▶ Exercise
Every line of the material that follows must be printed again exactly.

▶ Material shown
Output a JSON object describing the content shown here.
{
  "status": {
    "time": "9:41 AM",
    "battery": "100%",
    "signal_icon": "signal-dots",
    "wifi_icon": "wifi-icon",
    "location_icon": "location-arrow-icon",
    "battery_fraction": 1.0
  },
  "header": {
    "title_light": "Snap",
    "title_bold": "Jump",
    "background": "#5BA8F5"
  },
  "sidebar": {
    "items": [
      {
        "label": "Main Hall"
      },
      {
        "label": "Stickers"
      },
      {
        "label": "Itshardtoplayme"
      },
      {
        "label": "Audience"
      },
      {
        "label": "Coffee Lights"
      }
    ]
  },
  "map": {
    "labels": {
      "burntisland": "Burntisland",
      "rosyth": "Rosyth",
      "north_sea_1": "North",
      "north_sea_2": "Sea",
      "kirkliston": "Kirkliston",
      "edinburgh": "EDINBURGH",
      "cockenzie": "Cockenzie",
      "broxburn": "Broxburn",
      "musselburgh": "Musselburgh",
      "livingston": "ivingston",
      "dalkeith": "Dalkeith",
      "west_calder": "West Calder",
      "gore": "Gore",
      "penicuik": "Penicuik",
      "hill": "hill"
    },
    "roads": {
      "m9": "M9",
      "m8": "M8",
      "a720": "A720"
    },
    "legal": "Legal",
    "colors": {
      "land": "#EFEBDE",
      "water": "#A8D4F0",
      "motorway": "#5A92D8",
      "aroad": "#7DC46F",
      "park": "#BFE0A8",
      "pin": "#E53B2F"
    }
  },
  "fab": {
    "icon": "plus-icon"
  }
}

▶ Task response
Output a JSON object describing the content shown here.
{
  "status": {
    "time": "9:41 AM",
    "battery": "100%",
    "signal_icon": "signal-dots",
    "wifi_icon": "wifi-icon",
    "location_icon": "location-arrow-icon",
    "battery_fraction": 1.0
  },
  "header": {
    "title_light": "Snap",
    "title_bold": "Jump",
    "background": "#5BA8F5"
  },
  "sidebar": {
    "items": [
      {
        "label": "Main Hall"
      },
      {
        "label": "Stickers"
      },
      {
        "label": "Itshardtoplayme"
      },
      {
        "label": "Audience"
      },
      {
        "label": "Coffee Lights"
      }
    ]
  },
  "map": {
    "labels": {
      "burntisland": "Burntisland",
      "rosyth": "Rosyth",
      "north_sea_1": "North",
      "north_sea_2": "Sea",
      "kirkliston": "Kirkliston",
      "edinburgh": "EDINBURGH",
      "cockenzie": "Cockenzie",
      "broxburn": "Broxburn",
      "musselburgh": "Musselburgh",
      "livingston": "ivingston",
      "dalkeith": "Dalkeith",
      "west_calder": "West Calder",
      "gore": "Gore",
      "penicuik": "Penicuik",
      "hill": "hill"
    },
    "roads": {
      "m9": "M9",
      "m8": "M8",
      "a720": "A720"
    },
    "legal": "Legal",
    "colors": {
      "land": "#EFEBDE",
      "water": "#A8D4F0",
      "motorway": "#5A92D8",
      "aroad": "#7DC46F",
      "park": "#BFE0A8",
      "pin": "#E53B2F"
    }
  },
  "fab": {
    "icon": "plus-icon"
  }
}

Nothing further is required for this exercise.